Task to complete:
Whenever a line contains the string "editorial", copy it out of the entries.

◆ ◆ ◆ ◆ ◆ ◆ ◆

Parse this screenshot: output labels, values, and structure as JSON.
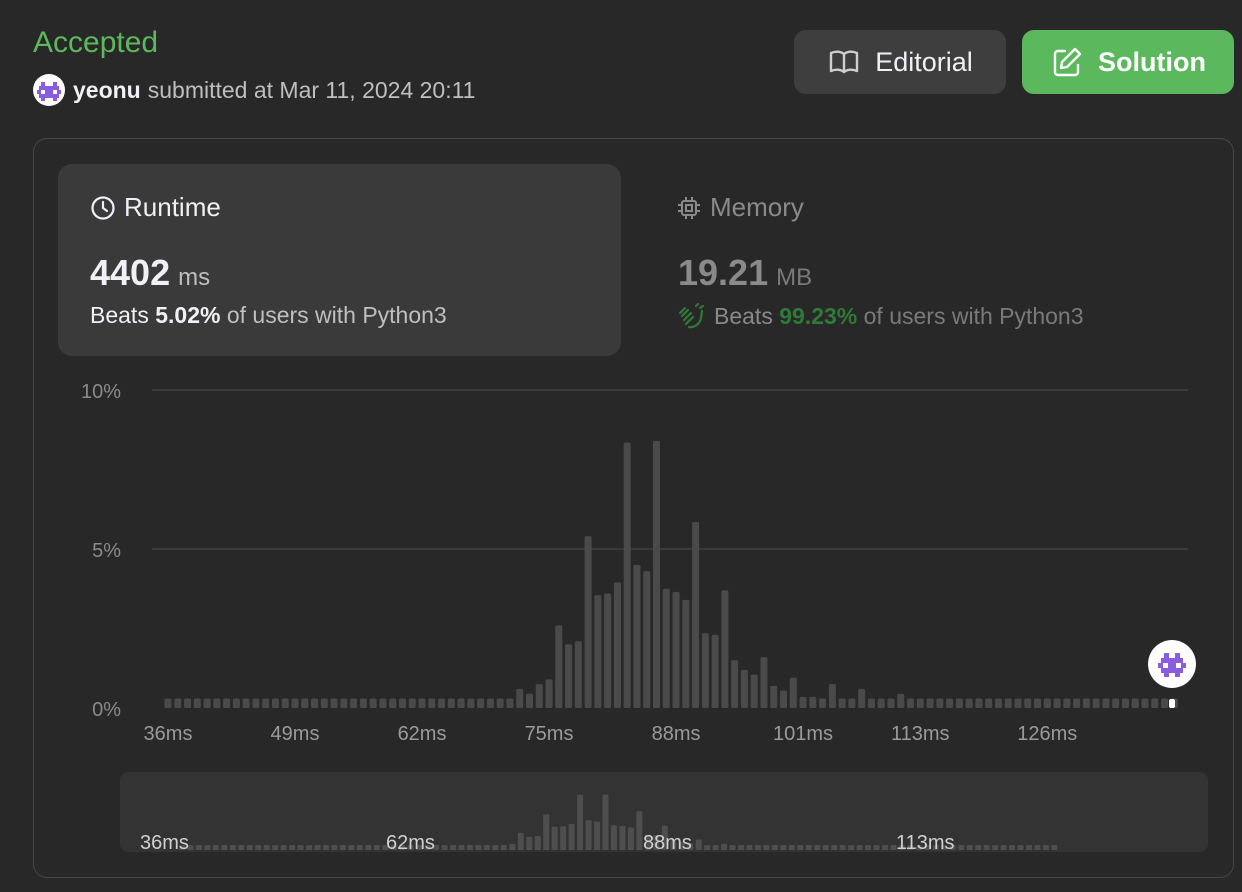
{
  "submission": {
    "status": "Accepted",
    "username": "yeonu",
    "submitted_text": "submitted at Mar 11, 2024 20:11"
  },
  "buttons": {
    "editorial": "Editorial",
    "solution": "Solution"
  },
  "runtime": {
    "title": "Runtime",
    "value": "4402",
    "unit": "ms",
    "beats_label": "Beats",
    "beats_pct": "5.02%",
    "beats_rest": "of users with Python3"
  },
  "memory": {
    "title": "Memory",
    "value": "19.21",
    "unit": "MB",
    "beats_label": "Beats",
    "beats_pct": "99.23%",
    "beats_rest": "of users with Python3"
  },
  "colors": {
    "accent_green": "#5cb85c",
    "memory_green": "#2f7a36",
    "bar": "#4a4a4a",
    "avatar_purple": "#8a5ce0"
  },
  "icons": {
    "editorial": "book-open-icon",
    "solution": "edit-icon",
    "runtime": "clock-icon",
    "memory": "cpu-chip-icon",
    "beats": "clapping-hands-icon",
    "avatar": "pixel-invader-avatar"
  },
  "chart_data": {
    "type": "bar",
    "ylabel": "",
    "xlabel": "",
    "y_ticks": [
      "10%",
      "5%",
      "0%"
    ],
    "ylim": [
      0,
      10
    ],
    "x_tick_labels": [
      "36ms",
      "49ms",
      "62ms",
      "75ms",
      "88ms",
      "101ms",
      "113ms",
      "126ms"
    ],
    "x_tick_positions": [
      36,
      49,
      62,
      75,
      88,
      101,
      113,
      126
    ],
    "x": [
      36,
      37,
      38,
      39,
      40,
      41,
      42,
      43,
      44,
      45,
      46,
      47,
      48,
      49,
      50,
      51,
      52,
      53,
      54,
      55,
      56,
      57,
      58,
      59,
      60,
      61,
      62,
      63,
      64,
      65,
      66,
      67,
      68,
      69,
      70,
      71,
      72,
      73,
      74,
      75,
      76,
      77,
      78,
      79,
      80,
      81,
      82,
      83,
      84,
      85,
      86,
      87,
      88,
      89,
      90,
      91,
      92,
      93,
      94,
      95,
      96,
      97,
      98,
      99,
      100,
      101,
      102,
      103,
      104,
      105,
      106,
      107,
      108,
      109,
      110,
      111,
      112,
      113,
      114,
      115,
      116,
      117,
      118,
      119,
      120,
      121,
      122,
      123,
      124,
      125,
      126,
      127,
      128,
      129,
      130,
      131,
      132,
      133,
      134,
      135,
      136,
      137,
      138,
      139
    ],
    "values": [
      0.3,
      0.3,
      0.3,
      0.3,
      0.3,
      0.3,
      0.3,
      0.3,
      0.3,
      0.3,
      0.3,
      0.3,
      0.3,
      0.3,
      0.3,
      0.3,
      0.3,
      0.3,
      0.3,
      0.3,
      0.3,
      0.3,
      0.3,
      0.3,
      0.3,
      0.3,
      0.3,
      0.3,
      0.3,
      0.3,
      0.3,
      0.3,
      0.3,
      0.3,
      0.3,
      0.3,
      0.6,
      0.45,
      0.75,
      0.9,
      2.6,
      2.0,
      2.1,
      5.4,
      3.55,
      3.6,
      3.95,
      8.35,
      4.5,
      4.3,
      8.4,
      3.75,
      3.65,
      3.4,
      5.85,
      2.35,
      2.3,
      3.7,
      1.5,
      1.2,
      1.05,
      1.6,
      0.7,
      0.55,
      0.95,
      0.35,
      0.35,
      0.3,
      0.75,
      0.3,
      0.3,
      0.6,
      0.3,
      0.3,
      0.3,
      0.45,
      0.3,
      0.3,
      0.3,
      0.3,
      0.3,
      0.3,
      0.3,
      0.3,
      0.3,
      0.3,
      0.3,
      0.3,
      0.3,
      0.3,
      0.3,
      0.3,
      0.3,
      0.3,
      0.3,
      0.3,
      0.3,
      0.3,
      0.3,
      0.3,
      0.3,
      0.3,
      0.3,
      0.3
    ],
    "current_runtime_marker": "4402 ms (beyond range, shown at right edge)",
    "overview": {
      "x_tick_labels": [
        "36ms",
        "62ms",
        "88ms",
        "113ms"
      ],
      "x_tick_positions": [
        36,
        62,
        88,
        113
      ]
    },
    "grid": true
  }
}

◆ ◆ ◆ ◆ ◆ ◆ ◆

Response:
    "editorial": "Editorial",
    "editorial": "book-open-icon",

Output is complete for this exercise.